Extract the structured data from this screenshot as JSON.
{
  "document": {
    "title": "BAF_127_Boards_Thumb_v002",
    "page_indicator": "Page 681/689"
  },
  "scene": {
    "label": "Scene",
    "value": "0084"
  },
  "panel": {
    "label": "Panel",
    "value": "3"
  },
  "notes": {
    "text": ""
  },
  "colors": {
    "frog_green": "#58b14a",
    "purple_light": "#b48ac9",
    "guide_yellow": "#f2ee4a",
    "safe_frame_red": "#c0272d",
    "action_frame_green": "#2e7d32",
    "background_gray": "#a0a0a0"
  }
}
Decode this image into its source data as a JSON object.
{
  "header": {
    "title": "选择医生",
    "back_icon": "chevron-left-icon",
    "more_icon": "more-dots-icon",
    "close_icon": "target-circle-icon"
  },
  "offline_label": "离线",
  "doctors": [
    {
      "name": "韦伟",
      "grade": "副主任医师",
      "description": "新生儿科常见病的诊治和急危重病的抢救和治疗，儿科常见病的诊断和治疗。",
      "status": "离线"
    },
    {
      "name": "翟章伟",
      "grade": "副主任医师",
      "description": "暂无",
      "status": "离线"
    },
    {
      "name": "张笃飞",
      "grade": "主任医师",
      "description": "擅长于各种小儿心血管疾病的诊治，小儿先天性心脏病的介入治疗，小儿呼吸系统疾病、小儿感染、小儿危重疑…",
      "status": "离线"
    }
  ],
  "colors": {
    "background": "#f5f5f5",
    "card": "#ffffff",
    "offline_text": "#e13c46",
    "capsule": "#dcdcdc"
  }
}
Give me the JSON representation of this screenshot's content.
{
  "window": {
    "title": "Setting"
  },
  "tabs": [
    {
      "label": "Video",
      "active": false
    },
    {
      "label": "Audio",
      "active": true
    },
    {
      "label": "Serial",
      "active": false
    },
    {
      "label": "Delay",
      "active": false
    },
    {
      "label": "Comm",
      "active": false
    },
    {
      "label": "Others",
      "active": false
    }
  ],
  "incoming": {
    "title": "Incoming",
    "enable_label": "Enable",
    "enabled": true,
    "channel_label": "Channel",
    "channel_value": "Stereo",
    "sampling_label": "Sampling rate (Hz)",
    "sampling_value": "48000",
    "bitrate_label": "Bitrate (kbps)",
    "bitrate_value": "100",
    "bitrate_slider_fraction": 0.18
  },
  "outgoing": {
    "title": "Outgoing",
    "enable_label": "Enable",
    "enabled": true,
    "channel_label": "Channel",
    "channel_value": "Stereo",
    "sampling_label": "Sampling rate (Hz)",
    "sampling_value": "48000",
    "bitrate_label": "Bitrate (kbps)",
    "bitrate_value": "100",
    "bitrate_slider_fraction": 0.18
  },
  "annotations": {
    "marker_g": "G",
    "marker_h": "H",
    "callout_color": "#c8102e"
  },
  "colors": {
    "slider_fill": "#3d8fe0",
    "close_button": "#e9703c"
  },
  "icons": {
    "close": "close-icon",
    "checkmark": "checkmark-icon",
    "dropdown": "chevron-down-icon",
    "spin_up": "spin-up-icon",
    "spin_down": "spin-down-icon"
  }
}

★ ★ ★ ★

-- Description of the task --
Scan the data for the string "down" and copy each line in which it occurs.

-- Exercise solution --
    "dropdown": "chevron-down-icon",
    "spin_down": "spin-down-icon"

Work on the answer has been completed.